- **Input records**:
'''

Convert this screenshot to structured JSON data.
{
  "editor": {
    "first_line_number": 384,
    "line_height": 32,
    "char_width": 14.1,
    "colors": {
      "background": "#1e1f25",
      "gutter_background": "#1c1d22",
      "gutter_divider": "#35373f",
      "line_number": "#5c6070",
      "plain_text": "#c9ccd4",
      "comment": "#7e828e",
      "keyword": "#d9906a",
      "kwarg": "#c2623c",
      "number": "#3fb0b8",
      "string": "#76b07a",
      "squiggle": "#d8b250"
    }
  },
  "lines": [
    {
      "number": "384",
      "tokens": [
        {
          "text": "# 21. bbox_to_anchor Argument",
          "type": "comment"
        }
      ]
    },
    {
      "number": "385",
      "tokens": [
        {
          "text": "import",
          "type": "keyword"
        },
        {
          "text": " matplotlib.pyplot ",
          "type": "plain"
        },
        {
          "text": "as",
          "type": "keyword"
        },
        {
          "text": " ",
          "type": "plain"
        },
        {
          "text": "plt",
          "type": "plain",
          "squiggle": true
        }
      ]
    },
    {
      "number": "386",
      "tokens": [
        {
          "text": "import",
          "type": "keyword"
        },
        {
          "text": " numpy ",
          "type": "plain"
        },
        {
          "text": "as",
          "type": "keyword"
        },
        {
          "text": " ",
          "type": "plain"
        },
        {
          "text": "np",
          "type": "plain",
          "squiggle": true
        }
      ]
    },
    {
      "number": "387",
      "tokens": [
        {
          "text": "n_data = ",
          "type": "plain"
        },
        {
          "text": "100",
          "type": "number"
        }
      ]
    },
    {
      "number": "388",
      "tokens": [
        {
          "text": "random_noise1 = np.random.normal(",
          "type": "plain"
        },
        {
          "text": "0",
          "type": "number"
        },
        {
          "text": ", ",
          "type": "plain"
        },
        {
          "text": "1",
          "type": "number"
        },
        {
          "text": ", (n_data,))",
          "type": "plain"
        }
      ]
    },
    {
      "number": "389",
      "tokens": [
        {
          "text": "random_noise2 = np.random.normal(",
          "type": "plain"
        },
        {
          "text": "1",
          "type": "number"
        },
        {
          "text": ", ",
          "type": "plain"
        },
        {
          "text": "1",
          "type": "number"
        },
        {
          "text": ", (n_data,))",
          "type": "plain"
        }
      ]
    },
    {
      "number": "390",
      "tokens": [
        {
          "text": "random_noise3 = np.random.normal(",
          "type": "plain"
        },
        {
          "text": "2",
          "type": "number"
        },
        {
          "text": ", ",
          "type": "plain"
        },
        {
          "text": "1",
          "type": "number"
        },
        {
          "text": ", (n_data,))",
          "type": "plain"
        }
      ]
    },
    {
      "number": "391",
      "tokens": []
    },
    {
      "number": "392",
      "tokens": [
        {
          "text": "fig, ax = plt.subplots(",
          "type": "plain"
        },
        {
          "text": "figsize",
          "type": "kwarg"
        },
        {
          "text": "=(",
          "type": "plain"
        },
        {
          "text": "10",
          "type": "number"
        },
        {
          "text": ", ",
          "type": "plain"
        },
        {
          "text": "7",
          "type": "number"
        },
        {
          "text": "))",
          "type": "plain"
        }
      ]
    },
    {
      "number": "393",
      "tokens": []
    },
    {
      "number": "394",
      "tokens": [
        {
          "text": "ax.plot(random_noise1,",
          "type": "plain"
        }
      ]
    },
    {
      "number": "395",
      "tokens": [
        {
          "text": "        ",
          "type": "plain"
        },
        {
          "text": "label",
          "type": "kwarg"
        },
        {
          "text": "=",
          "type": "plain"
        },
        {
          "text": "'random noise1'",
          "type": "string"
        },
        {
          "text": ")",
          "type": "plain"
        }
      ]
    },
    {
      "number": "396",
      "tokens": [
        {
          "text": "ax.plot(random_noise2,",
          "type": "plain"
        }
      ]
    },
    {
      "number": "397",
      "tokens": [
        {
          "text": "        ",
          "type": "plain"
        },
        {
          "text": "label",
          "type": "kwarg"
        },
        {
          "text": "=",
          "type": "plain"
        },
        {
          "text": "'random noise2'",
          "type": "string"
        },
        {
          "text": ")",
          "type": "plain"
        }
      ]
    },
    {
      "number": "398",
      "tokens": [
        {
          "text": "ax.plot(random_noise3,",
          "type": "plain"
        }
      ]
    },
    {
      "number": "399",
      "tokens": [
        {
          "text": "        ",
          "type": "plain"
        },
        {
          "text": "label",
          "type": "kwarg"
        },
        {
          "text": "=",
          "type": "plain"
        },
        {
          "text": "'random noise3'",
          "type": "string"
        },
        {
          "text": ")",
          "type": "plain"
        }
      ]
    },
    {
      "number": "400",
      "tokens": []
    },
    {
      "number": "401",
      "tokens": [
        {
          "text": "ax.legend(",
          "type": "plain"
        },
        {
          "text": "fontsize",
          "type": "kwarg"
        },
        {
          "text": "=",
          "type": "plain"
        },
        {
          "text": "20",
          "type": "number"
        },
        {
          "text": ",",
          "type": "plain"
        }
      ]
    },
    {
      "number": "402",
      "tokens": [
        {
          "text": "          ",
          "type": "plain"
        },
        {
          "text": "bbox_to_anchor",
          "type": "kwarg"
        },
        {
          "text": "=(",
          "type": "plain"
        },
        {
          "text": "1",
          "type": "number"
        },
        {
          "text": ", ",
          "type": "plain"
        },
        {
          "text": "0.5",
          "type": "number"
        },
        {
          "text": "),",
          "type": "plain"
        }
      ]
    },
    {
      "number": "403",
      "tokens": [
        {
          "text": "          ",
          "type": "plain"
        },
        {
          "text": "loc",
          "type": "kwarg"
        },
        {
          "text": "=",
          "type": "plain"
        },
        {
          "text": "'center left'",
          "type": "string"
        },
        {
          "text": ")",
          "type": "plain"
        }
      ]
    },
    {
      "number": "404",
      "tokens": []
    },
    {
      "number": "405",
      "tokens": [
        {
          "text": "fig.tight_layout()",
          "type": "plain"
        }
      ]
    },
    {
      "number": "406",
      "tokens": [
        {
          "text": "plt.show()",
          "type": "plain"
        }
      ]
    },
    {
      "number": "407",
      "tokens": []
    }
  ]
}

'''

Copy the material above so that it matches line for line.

Convert this screenshot to structured JSON data.
{
  "editor": {
    "first_line_number": 384,
    "line_height": 32,
    "char_width": 14.1,
    "colors": {
      "background": "#1e1f25",
      "gutter_background": "#1c1d22",
      "gutter_divider": "#35373f",
      "line_number": "#5c6070",
      "plain_text": "#c9ccd4",
      "comment": "#7e828e",
      "keyword": "#d9906a",
      "kwarg": "#c2623c",
      "number": "#3fb0b8",
      "string": "#76b07a",
      "squiggle": "#d8b250"
    }
  },
  "lines": [
    {
      "number": "384",
      "tokens": [
        {
          "text": "# 21. bbox_to_anchor Argument",
          "type": "comment"
        }
      ]
    },
    {
      "number": "385",
      "tokens": [
        {
          "text": "import",
          "type": "keyword"
        },
        {
          "text": " matplotlib.pyplot ",
          "type": "plain"
        },
        {
          "text": "as",
          "type": "keyword"
        },
        {
          "text": " ",
          "type": "plain"
        },
        {
          "text": "plt",
          "type": "plain",
          "squiggle": true
        }
      ]
    },
    {
      "number": "386",
      "tokens": [
        {
          "text": "import",
          "type": "keyword"
        },
        {
          "text": " numpy ",
          "type": "plain"
        },
        {
          "text": "as",
          "type": "keyword"
        },
        {
          "text": " ",
          "type": "plain"
        },
        {
          "text": "np",
          "type": "plain",
          "squiggle": true
        }
      ]
    },
    {
      "number": "387",
      "tokens": [
        {
          "text": "n_data = ",
          "type": "plain"
        },
        {
          "text": "100",
          "type": "number"
        }
      ]
    },
    {
      "number": "388",
      "tokens": [
        {
          "text": "random_noise1 = np.random.normal(",
          "type": "plain"
        },
        {
          "text": "0",
          "type": "number"
        },
        {
          "text": ", ",
          "type": "plain"
        },
        {
          "text": "1",
          "type": "number"
        },
        {
          "text": ", (n_data,))",
          "type": "plain"
        }
      ]
    },
    {
      "number": "389",
      "tokens": [
        {
          "text": "random_noise2 = np.random.normal(",
          "type": "plain"
        },
        {
          "text": "1",
          "type": "number"
        },
        {
          "text": ", ",
          "type": "plain"
        },
        {
          "text": "1",
          "type": "number"
        },
        {
          "text": ", (n_data,))",
          "type": "plain"
        }
      ]
    },
    {
      "number": "390",
      "tokens": [
        {
          "text": "random_noise3 = np.random.normal(",
          "type": "plain"
        },
        {
          "text": "2",
          "type": "number"
        },
        {
          "text": ", ",
          "type": "plain"
        },
        {
          "text": "1",
          "type": "number"
        },
        {
          "text": ", (n_data,))",
          "type": "plain"
        }
      ]
    },
    {
      "number": "391",
      "tokens": []
    },
    {
      "number": "392",
      "tokens": [
        {
          "text": "fig, ax = plt.subplots(",
          "type": "plain"
        },
        {
          "text": "figsize",
          "type": "kwarg"
        },
        {
          "text": "=(",
          "type": "plain"
        },
        {
          "text": "10",
          "type": "number"
        },
        {
          "text": ", ",
          "type": "plain"
        },
        {
          "text": "7",
          "type": "number"
        },
        {
          "text": "))",
          "type": "plain"
        }
      ]
    },
    {
      "number": "393",
      "tokens": []
    },
    {
      "number": "394",
      "tokens": [
        {
          "text": "ax.plot(random_noise1,",
          "type": "plain"
        }
      ]
    },
    {
      "number": "395",
      "tokens": [
        {
          "text": "        ",
          "type": "plain"
        },
        {
          "text": "label",
          "type": "kwarg"
        },
        {
          "text": "=",
          "type": "plain"
        },
        {
          "text": "'random noise1'",
          "type": "string"
        },
        {
          "text": ")",
          "type": "plain"
        }
      ]
    },
    {
      "number": "396",
      "tokens": [
        {
          "text": "ax.plot(random_noise2,",
          "type": "plain"
        }
      ]
    },
    {
      "number": "397",
      "tokens": [
        {
          "text": "        ",
          "type": "plain"
        },
        {
          "text": "label",
          "type": "kwarg"
        },
        {
          "text": "=",
          "type": "plain"
        },
        {
          "text": "'random noise2'",
          "type": "string"
        },
        {
          "text": ")",
          "type": "plain"
        }
      ]
    },
    {
      "number": "398",
      "tokens": [
        {
          "text": "ax.plot(random_noise3,",
          "type": "plain"
        }
      ]
    },
    {
      "number": "399",
      "tokens": [
        {
          "text": "        ",
          "type": "plain"
        },
        {
          "text": "label",
          "type": "kwarg"
        },
        {
          "text": "=",
          "type": "plain"
        },
        {
          "text": "'random noise3'",
          "type": "string"
        },
        {
          "text": ")",
          "type": "plain"
        }
      ]
    },
    {
      "number": "400",
      "tokens": []
    },
    {
      "number": "401",
      "tokens": [
        {
          "text": "ax.legend(",
          "type": "plain"
        },
        {
          "text": "fontsize",
          "type": "kwarg"
        },
        {
          "text": "=",
          "type": "plain"
        },
        {
          "text": "20",
          "type": "number"
        },
        {
          "text": ",",
          "type": "plain"
        }
      ]
    },
    {
      "number": "402",
      "tokens": [
        {
          "text": "          ",
          "type": "plain"
        },
        {
          "text": "bbox_to_anchor",
          "type": "kwarg"
        },
        {
          "text": "=(",
          "type": "plain"
        },
        {
          "text": "1",
          "type": "number"
        },
        {
          "text": ", ",
          "type": "plain"
        },
        {
          "text": "0.5",
          "type": "number"
        },
        {
          "text": "),",
          "type": "plain"
        }
      ]
    },
    {
      "number": "403",
      "tokens": [
        {
          "text": "          ",
          "type": "plain"
        },
        {
          "text": "loc",
          "type": "kwarg"
        },
        {
          "text": "=",
          "type": "plain"
        },
        {
          "text": "'center left'",
          "type": "string"
        },
        {
          "text": ")",
          "type": "plain"
        }
      ]
    },
    {
      "number": "404",
      "tokens": []
    },
    {
      "number": "405",
      "tokens": [
        {
          "text": "fig.tight_layout()",
          "type": "plain"
        }
      ]
    },
    {
      "number": "406",
      "tokens": [
        {
          "text": "plt.show()",
          "type": "plain"
        }
      ]
    },
    {
      "number": "407",
      "tokens": []
    }
  ]
}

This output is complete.